Climate-Smart Agriculture Sourcebook
There has been a rapid uptake of the term Climate-Smart Agriculture (CSA) by the international community, national entities and local institutions, in the past years. However, implementing this approach is challenging, partly due to a lack of tools and experience. Climate-smart interventions are highly location-specific and knowledge-intensive. Considerable efforts are required to develop the knowledge and capacities to make CSA a reality.
The purpose of the sourcebook is to further elaborate the concept of CSA and demonstrate its potential, as well as its limitations. This sourcebook is a reference tool for planners, practitioners and policy makers working in agriculture, forestry and fisheries at national and subnational levels, dealing with the effects of climate change.
Copy this link to download the 570-page PDF publication (8 Mb) at http://www.fao.org/docrep/018/i3325e/i3325e.pdf
This sourcebook is divided into three main sections, which addresses the main following topics:
Section A The Case for Climate-Smart Agriculture consists of two modules establishing a conceptual framework and is targeted to a broad audience. Module 1 explains the rationale for CSA and module 2 focuses on the adoption of a landscape approach.

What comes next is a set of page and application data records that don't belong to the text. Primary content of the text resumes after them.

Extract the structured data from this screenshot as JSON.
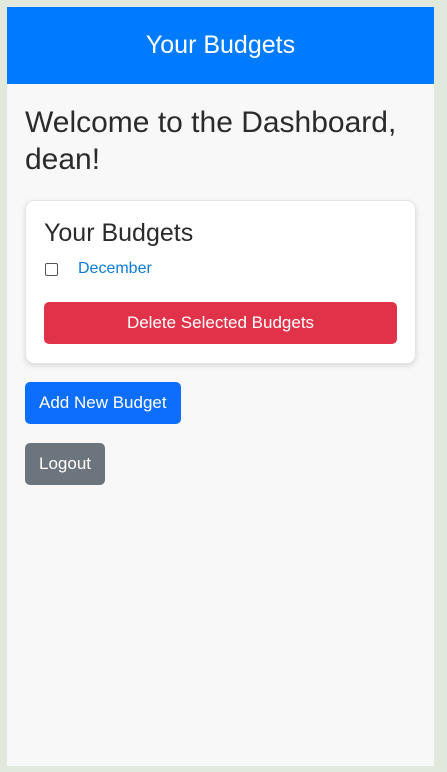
{
  "header": {
    "title": "Your Budgets"
  },
  "welcome": "Welcome to the Dashboard, dean!",
  "card": {
    "title": "Your Budgets",
    "budgets": [
      {
        "name": "December",
        "checked": false
      }
    ],
    "delete_label": "Delete Selected Budgets"
  },
  "actions": {
    "add_label": "Add New Budget",
    "logout_label": "Logout"
  }
}
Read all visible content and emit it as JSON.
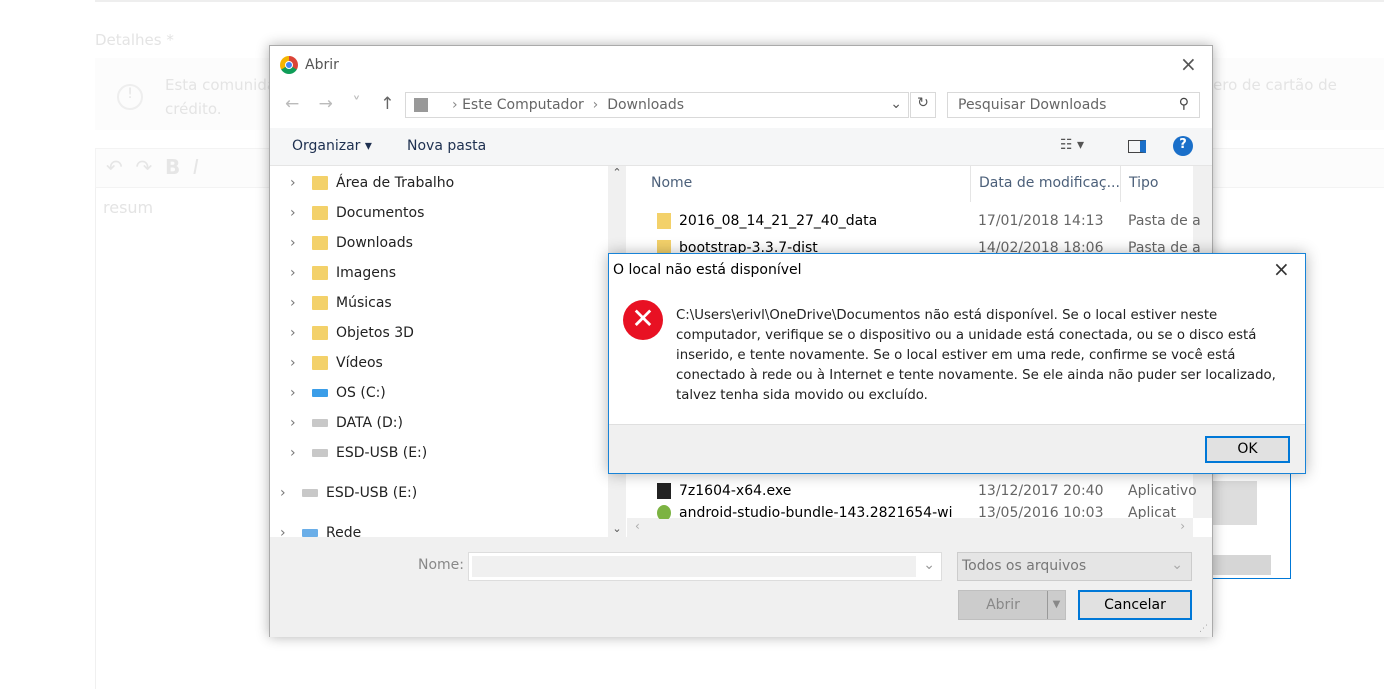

Section B Improved Technologies and Approaches for Sustainable Farm Management is divided in nine Modules. It is targeted primarily to the needs of planners and practitioners and analyzes what issues need to be addressed in the different sectors, in terms of water (Module 3), soils (Module 4), energy (Module 5) and genetic resources (Module 6) for up-scaling of practices of crop production (Module 7), livestock (Module 8), forestry (Module 9) and fisheries and aquaculture (Module 10) along sustainable and inclusive food value chains (Module 11).
Section C Enabling frameworks encompasses seven Modules, targeted to policy makers, providing guidance on what institutional (Module 12), policy (Module 13) and finance (Module 14) options are available. It further provides information on links with disaster risk reduction (Module 15) and utilization of safety nets (Module 16) and also illustrates the key role of capacity development (Module 17) and assessments and monitoring (Module 18).
The sourcebook is also available through a web platform that facilitates stakeholders’ access to additional information, case studies, manuals, practices and systems. The platform is dynamic and updated on a regular basis. http://www.climatesmartagriculture.org/72611/en
About Climate-Smart Agriculture
FAO has decades of experience in promoting agricultural practices and policies that also safeguard the natural resource base for future generations. Agriculture policies are the cornerstones for achieving food security and improving livelihoods. Effective agriculture and climate change policies can also boost green growth, protect the environment and contribute to the eradication of poverty. FAO works closely with many of the world’s most vulnerable populations to help them increase their agricultural productivity, while ensuring that the natural resources they depend on are not exploited or depleted.
Download PDF books on environment
Women and Natural Resources - Unlocking the Peacebuilding Potential (November 2013)
The global climate 2001–2010 a decade of climate extremes Summary Report (2013)
REN21's Renewables Global Status Report (GSR)
Updated 15 February 2014